■ Task description:
Report every line in the listing that contains the string "đánh".

■ Records supplied:
····················
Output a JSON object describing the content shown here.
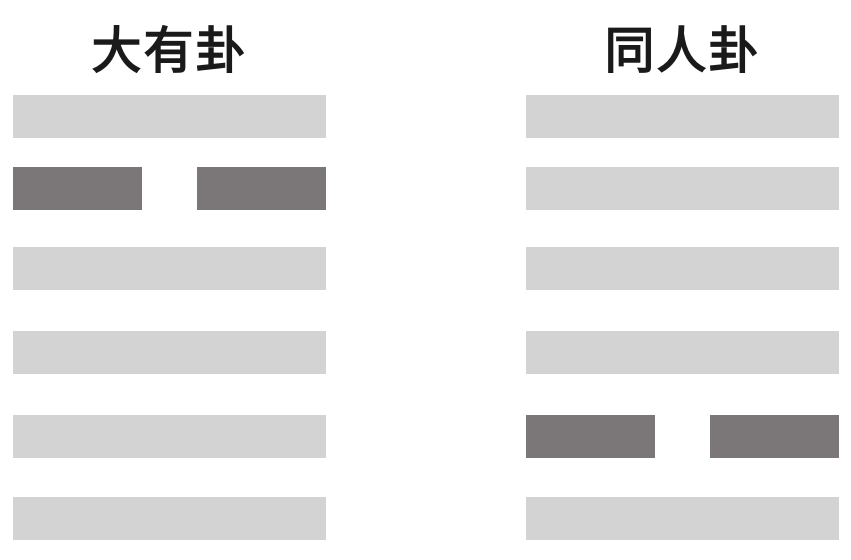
{
  "colors": {
    "yang": "#d3d3d3",
    "yin": "#7b7778"
  },
  "hexagrams": [
    {
      "title": "大有卦",
      "lines": [
        "yang",
        "yin",
        "yang",
        "yang",
        "yang",
        "yang"
      ]
    },
    {
      "title": "同人卦",
      "lines": [
        "yang",
        "yang",
        "yang",
        "yang",
        "yin",
        "yang"
      ]
    }
  ]
}
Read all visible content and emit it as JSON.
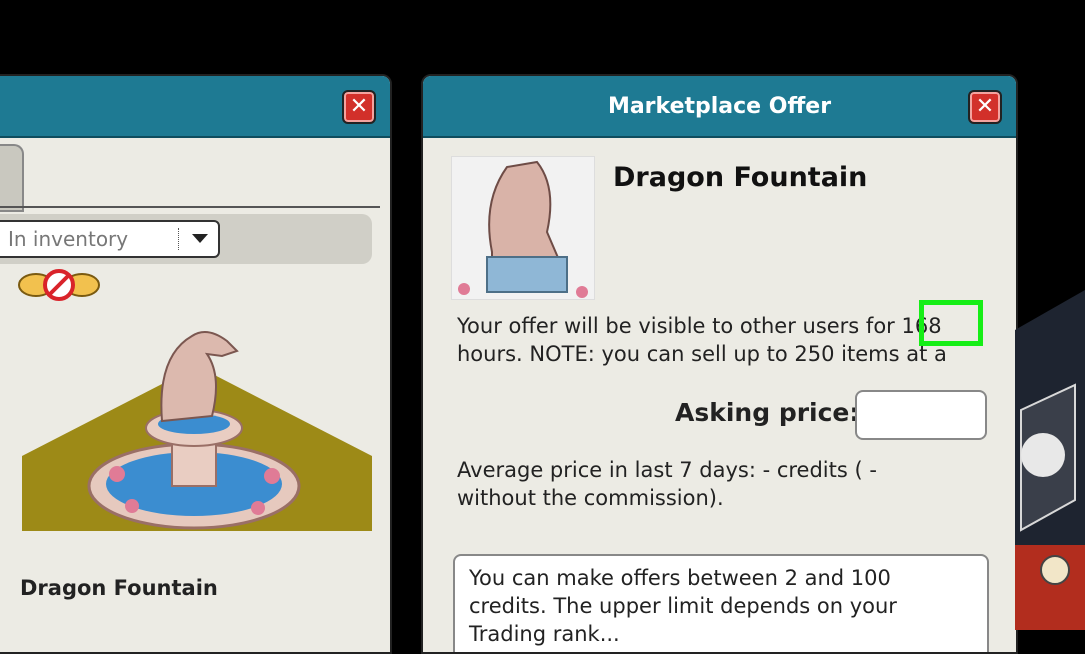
{
  "left_window": {
    "close_label": "✕",
    "filter_value": "In inventory",
    "item_name": "Dragon Fountain"
  },
  "offer_window": {
    "title": "Marketplace Offer",
    "close_label": "✕",
    "item_name": "Dragon Fountain",
    "visibility_text_before": "Your offer will be visible to other users for",
    "visibility_hours": "168",
    "visibility_text_after": "hours. NOTE: you can sell up to 250 items at a",
    "asking_price_label": "Asking price:",
    "asking_price_value": "",
    "average_line1": "Average price in last 7 days:  -  credits ( -",
    "average_line2": "without the commission).",
    "info_line1": "You can make offers between 2 and 100",
    "info_line2": "credits. The upper limit depends on your",
    "info_line3": "Trading rank...",
    "colors": {
      "titlebar": "#1e7a93",
      "close": "#d2302a",
      "highlight": "#16ee16"
    }
  }
}
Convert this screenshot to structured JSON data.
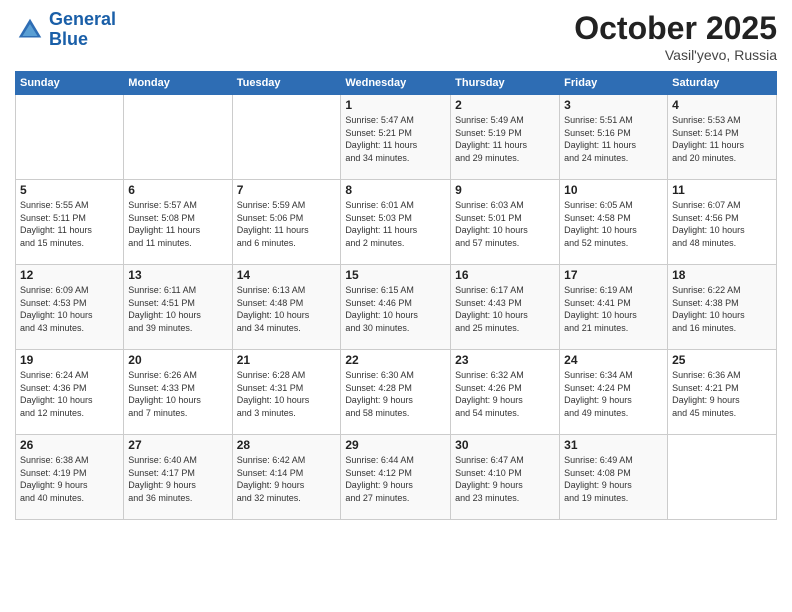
{
  "header": {
    "logo_line1": "General",
    "logo_line2": "Blue",
    "month": "October 2025",
    "location": "Vasil'yevo, Russia"
  },
  "weekdays": [
    "Sunday",
    "Monday",
    "Tuesday",
    "Wednesday",
    "Thursday",
    "Friday",
    "Saturday"
  ],
  "weeks": [
    [
      {
        "day": "",
        "info": ""
      },
      {
        "day": "",
        "info": ""
      },
      {
        "day": "",
        "info": ""
      },
      {
        "day": "1",
        "info": "Sunrise: 5:47 AM\nSunset: 5:21 PM\nDaylight: 11 hours\nand 34 minutes."
      },
      {
        "day": "2",
        "info": "Sunrise: 5:49 AM\nSunset: 5:19 PM\nDaylight: 11 hours\nand 29 minutes."
      },
      {
        "day": "3",
        "info": "Sunrise: 5:51 AM\nSunset: 5:16 PM\nDaylight: 11 hours\nand 24 minutes."
      },
      {
        "day": "4",
        "info": "Sunrise: 5:53 AM\nSunset: 5:14 PM\nDaylight: 11 hours\nand 20 minutes."
      }
    ],
    [
      {
        "day": "5",
        "info": "Sunrise: 5:55 AM\nSunset: 5:11 PM\nDaylight: 11 hours\nand 15 minutes."
      },
      {
        "day": "6",
        "info": "Sunrise: 5:57 AM\nSunset: 5:08 PM\nDaylight: 11 hours\nand 11 minutes."
      },
      {
        "day": "7",
        "info": "Sunrise: 5:59 AM\nSunset: 5:06 PM\nDaylight: 11 hours\nand 6 minutes."
      },
      {
        "day": "8",
        "info": "Sunrise: 6:01 AM\nSunset: 5:03 PM\nDaylight: 11 hours\nand 2 minutes."
      },
      {
        "day": "9",
        "info": "Sunrise: 6:03 AM\nSunset: 5:01 PM\nDaylight: 10 hours\nand 57 minutes."
      },
      {
        "day": "10",
        "info": "Sunrise: 6:05 AM\nSunset: 4:58 PM\nDaylight: 10 hours\nand 52 minutes."
      },
      {
        "day": "11",
        "info": "Sunrise: 6:07 AM\nSunset: 4:56 PM\nDaylight: 10 hours\nand 48 minutes."
      }
    ],
    [
      {
        "day": "12",
        "info": "Sunrise: 6:09 AM\nSunset: 4:53 PM\nDaylight: 10 hours\nand 43 minutes."
      },
      {
        "day": "13",
        "info": "Sunrise: 6:11 AM\nSunset: 4:51 PM\nDaylight: 10 hours\nand 39 minutes."
      },
      {
        "day": "14",
        "info": "Sunrise: 6:13 AM\nSunset: 4:48 PM\nDaylight: 10 hours\nand 34 minutes."
      },
      {
        "day": "15",
        "info": "Sunrise: 6:15 AM\nSunset: 4:46 PM\nDaylight: 10 hours\nand 30 minutes."
      },
      {
        "day": "16",
        "info": "Sunrise: 6:17 AM\nSunset: 4:43 PM\nDaylight: 10 hours\nand 25 minutes."
      },
      {
        "day": "17",
        "info": "Sunrise: 6:19 AM\nSunset: 4:41 PM\nDaylight: 10 hours\nand 21 minutes."
      },
      {
        "day": "18",
        "info": "Sunrise: 6:22 AM\nSunset: 4:38 PM\nDaylight: 10 hours\nand 16 minutes."
      }
    ],
    [
      {
        "day": "19",
        "info": "Sunrise: 6:24 AM\nSunset: 4:36 PM\nDaylight: 10 hours\nand 12 minutes."
      },
      {
        "day": "20",
        "info": "Sunrise: 6:26 AM\nSunset: 4:33 PM\nDaylight: 10 hours\nand 7 minutes."
      },
      {
        "day": "21",
        "info": "Sunrise: 6:28 AM\nSunset: 4:31 PM\nDaylight: 10 hours\nand 3 minutes."
      },
      {
        "day": "22",
        "info": "Sunrise: 6:30 AM\nSunset: 4:28 PM\nDaylight: 9 hours\nand 58 minutes."
      },
      {
        "day": "23",
        "info": "Sunrise: 6:32 AM\nSunset: 4:26 PM\nDaylight: 9 hours\nand 54 minutes."
      },
      {
        "day": "24",
        "info": "Sunrise: 6:34 AM\nSunset: 4:24 PM\nDaylight: 9 hours\nand 49 minutes."
      },
      {
        "day": "25",
        "info": "Sunrise: 6:36 AM\nSunset: 4:21 PM\nDaylight: 9 hours\nand 45 minutes."
      }
    ],
    [
      {
        "day": "26",
        "info": "Sunrise: 6:38 AM\nSunset: 4:19 PM\nDaylight: 9 hours\nand 40 minutes."
      },
      {
        "day": "27",
        "info": "Sunrise: 6:40 AM\nSunset: 4:17 PM\nDaylight: 9 hours\nand 36 minutes."
      },
      {
        "day": "28",
        "info": "Sunrise: 6:42 AM\nSunset: 4:14 PM\nDaylight: 9 hours\nand 32 minutes."
      },
      {
        "day": "29",
        "info": "Sunrise: 6:44 AM\nSunset: 4:12 PM\nDaylight: 9 hours\nand 27 minutes."
      },
      {
        "day": "30",
        "info": "Sunrise: 6:47 AM\nSunset: 4:10 PM\nDaylight: 9 hours\nand 23 minutes."
      },
      {
        "day": "31",
        "info": "Sunrise: 6:49 AM\nSunset: 4:08 PM\nDaylight: 9 hours\nand 19 minutes."
      },
      {
        "day": "",
        "info": ""
      }
    ]
  ]
}
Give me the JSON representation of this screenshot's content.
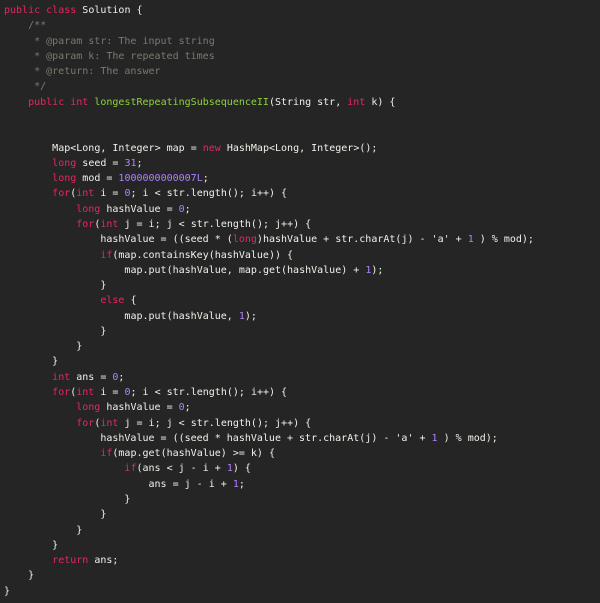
{
  "colors": {
    "background": "#252525",
    "text": "#f1f1ea",
    "keyword": "#e8265e",
    "function": "#8dd43c",
    "number": "#ae81ff",
    "comment": "#7a7a6e"
  },
  "function_name": "longestRepeatingSubsequenceII",
  "keywords": [
    "public",
    "class",
    "int",
    "long",
    "new",
    "for",
    "if",
    "else",
    "return"
  ],
  "code_lines": [
    "public class Solution {",
    "    /**",
    "     * @param str: The input string",
    "     * @param k: The repeated times",
    "     * @return: The answer",
    "     */",
    "    public int longestRepeatingSubsequenceII(String str, int k) {",
    "",
    "",
    "        Map<Long, Integer> map = new HashMap<Long, Integer>();",
    "        long seed = 31;",
    "        long mod = 1000000000007L;",
    "        for(int i = 0; i < str.length(); i++) {",
    "            long hashValue = 0;",
    "            for(int j = i; j < str.length(); j++) {",
    "                hashValue = ((seed * (long)hashValue + str.charAt(j) - 'a' + 1 ) % mod);",
    "                if(map.containsKey(hashValue)) {",
    "                    map.put(hashValue, map.get(hashValue) + 1);",
    "                }",
    "                else {",
    "                    map.put(hashValue, 1);",
    "                }",
    "            }",
    "        }",
    "        int ans = 0;",
    "        for(int i = 0; i < str.length(); i++) {",
    "            long hashValue = 0;",
    "            for(int j = i; j < str.length(); j++) {",
    "                hashValue = ((seed * hashValue + str.charAt(j) - 'a' + 1 ) % mod);",
    "                if(map.get(hashValue) >= k) {",
    "                    if(ans < j - i + 1) {",
    "                        ans = j - i + 1;",
    "                    }",
    "                }",
    "            }",
    "        }",
    "        return ans;",
    "    }",
    "}"
  ]
}
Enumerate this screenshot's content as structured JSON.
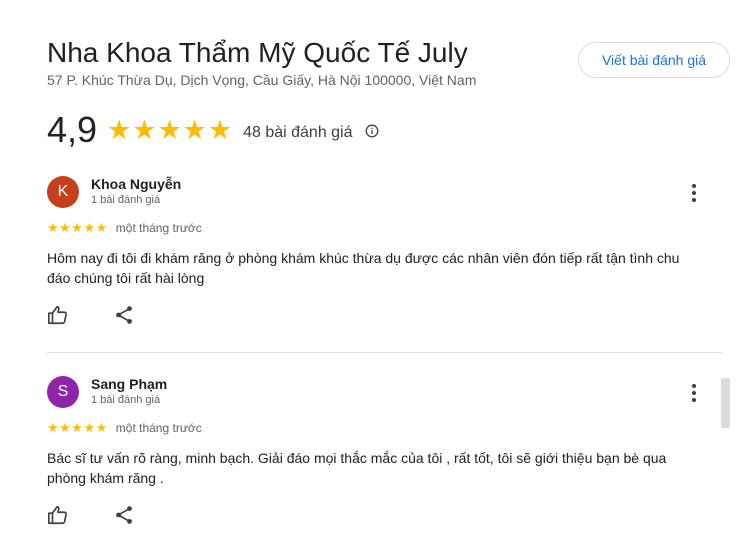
{
  "place": {
    "title": "Nha Khoa Thẩm Mỹ Quốc Tế July",
    "address": "57 P. Khúc Thừa Dụ, Dịch Vọng, Cầu Giấy, Hà Nội 100000, Việt Nam"
  },
  "write_review_label": "Viết bài đánh giá",
  "summary": {
    "rating": "4,9",
    "stars": "★★★★★",
    "count": "48 bài đánh giá",
    "info_icon": "info-icon"
  },
  "reviews": [
    {
      "avatar_letter": "K",
      "avatar_color": "#c5401b",
      "name": "Khoa Nguyễn",
      "review_count": "1 bài đánh giá",
      "stars": "★★★★★",
      "rating": 5,
      "time": "một tháng trước",
      "text_line1": "Hôm nay đi tôi đi khám răng ở phòng khám khúc thừa dụ được các nhân viên đón tiếp rất tận tình chu",
      "text_line2": "đáo chúng tôi rất hài lòng"
    },
    {
      "avatar_letter": "S",
      "avatar_color": "#8e24aa",
      "name": "Sang Phạm",
      "review_count": "1 bài đánh giá",
      "stars": "★★★★★",
      "rating": 5,
      "time": "một tháng trước",
      "text_line1": "Bác sĩ tư vấn rõ ràng, minh bạch. Giải đáo mọi thắc mắc của tôi , rất tốt, tôi sẽ giới thiệu bạn bè qua",
      "text_line2": "phòng khám răng ."
    }
  ],
  "colors": {
    "star": "#fbbc04",
    "link": "#1a73e8",
    "divider": "#e0e0e0"
  }
}
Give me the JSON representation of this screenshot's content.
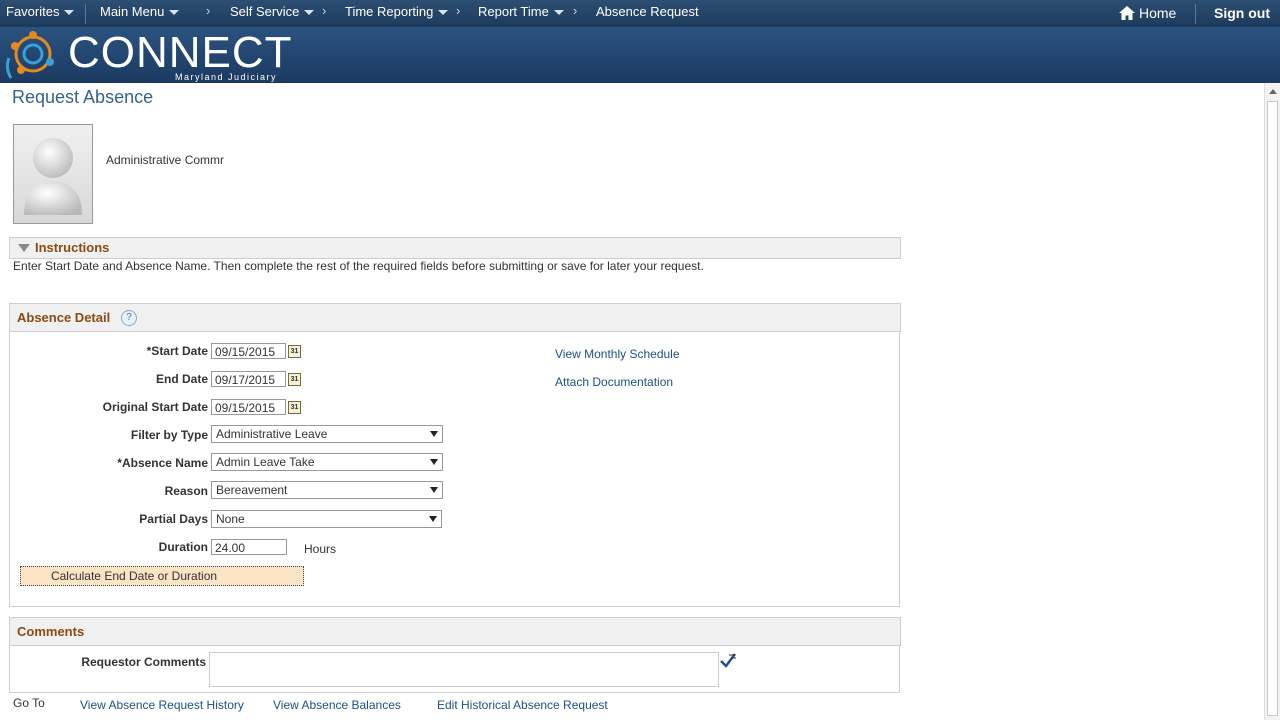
{
  "topnav": {
    "favorites": "Favorites",
    "main_menu": "Main Menu",
    "breadcrumbs": [
      "Self Service",
      "Time Reporting",
      "Report Time"
    ],
    "current": "Absence Request",
    "home": "Home",
    "sign_out": "Sign out"
  },
  "banner": {
    "logo_text": "CONNECT",
    "logo_sub": "Maryland Judiciary"
  },
  "page_title": "Request Absence",
  "employee": {
    "name": "Administrative Commr"
  },
  "instructions": {
    "title": "Instructions",
    "text": "Enter Start Date and Absence Name. Then complete the rest of the required fields before submitting or save for later your request."
  },
  "absence_detail": {
    "title": "Absence Detail",
    "help_icon": "?",
    "start_date": {
      "label": "*Start Date",
      "value": "09/15/2015"
    },
    "end_date": {
      "label": "End Date",
      "value": "09/17/2015"
    },
    "original_start_date": {
      "label": "Original Start Date",
      "value": "09/15/2015"
    },
    "filter_by_type": {
      "label": "Filter by Type",
      "value": "Administrative Leave"
    },
    "absence_name": {
      "label": "*Absence Name",
      "value": "Admin Leave Take"
    },
    "reason": {
      "label": "Reason",
      "value": "Bereavement"
    },
    "partial_days": {
      "label": "Partial Days",
      "value": "None"
    },
    "duration": {
      "label": "Duration",
      "value": "24.00",
      "unit": "Hours"
    },
    "calc_button": "Calculate End Date or Duration",
    "view_monthly_schedule": "View Monthly Schedule",
    "attach_documentation": "Attach Documentation",
    "calendar_icon_text": "31"
  },
  "comments": {
    "title": "Comments",
    "requestor_label": "Requestor Comments",
    "requestor_value": ""
  },
  "goto": {
    "label": "Go To",
    "links": [
      "View Absence Request History",
      "View Absence Balances",
      "Edit Historical Absence Request"
    ]
  },
  "colors": {
    "nav_bg": "#1d3a5c",
    "section_title": "#8c4a14",
    "link": "#1e4f8a",
    "button_bg": "#fbe4c6"
  }
}
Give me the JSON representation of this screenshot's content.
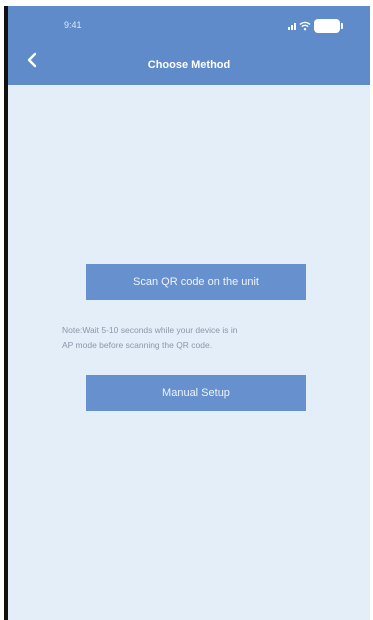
{
  "status_bar": {
    "time": "9:41"
  },
  "header": {
    "title": "Choose Method",
    "back_icon": "chevron-left-icon"
  },
  "main": {
    "scan_button_label": "Scan QR code on the unit",
    "note_line1": "Note:Wait 5-10 seconds while your device is in",
    "note_line2": "AP mode before scanning the QR code.",
    "manual_button_label": "Manual Setup"
  },
  "colors": {
    "header_bg": "#5f8bcb",
    "screen_bg": "#e4eef9",
    "button_bg": "#6790cf",
    "note_text": "#8b97a8",
    "frame": "#111111"
  }
}
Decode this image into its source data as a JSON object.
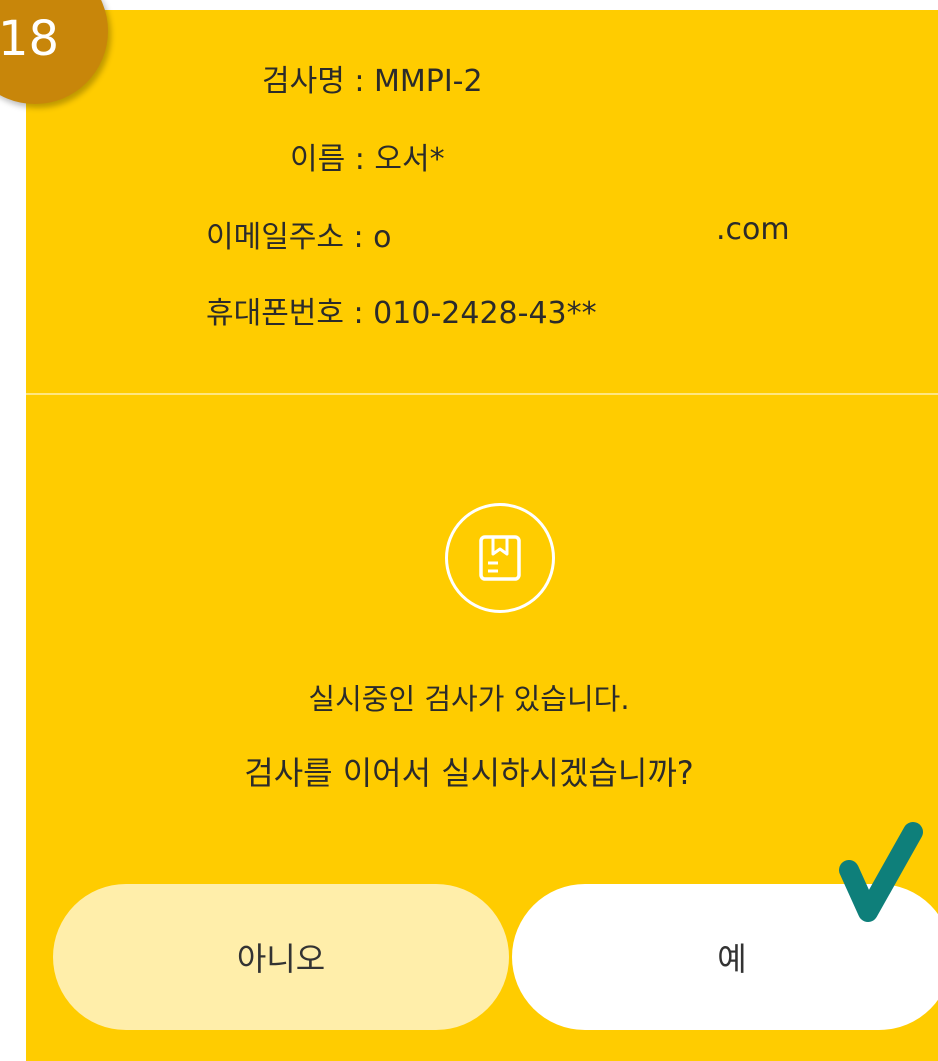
{
  "step": {
    "number": "18"
  },
  "info": {
    "test_name": "검사명 : MMPI-2",
    "name": "이름 : 오서*",
    "email_prefix": "이메일주소 : o",
    "email_suffix": ".com",
    "phone": "휴대폰번호 : 010-2428-43**"
  },
  "dialog": {
    "icon": "clipboard-icon",
    "message_line1": "실시중인 검사가 있습니다.",
    "message_line2": "검사를 이어서 실시하시겠습니까?"
  },
  "buttons": {
    "no_label": "아니오",
    "yes_label": "예"
  },
  "annotation": {
    "icon": "checkmark-icon",
    "color": "#0e7f7a"
  },
  "colors": {
    "panel": "#ffcc00",
    "badge": "#c8860a",
    "no_button": "#ffeeaa",
    "yes_button": "#ffffff"
  }
}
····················
■ Task output:
  "write_review_label": "Viết bài đánh giá",
    "count": "48 bài đánh giá",
      "review_count": "1 bài đánh giá",
      "review_count": "1 bài đánh giá",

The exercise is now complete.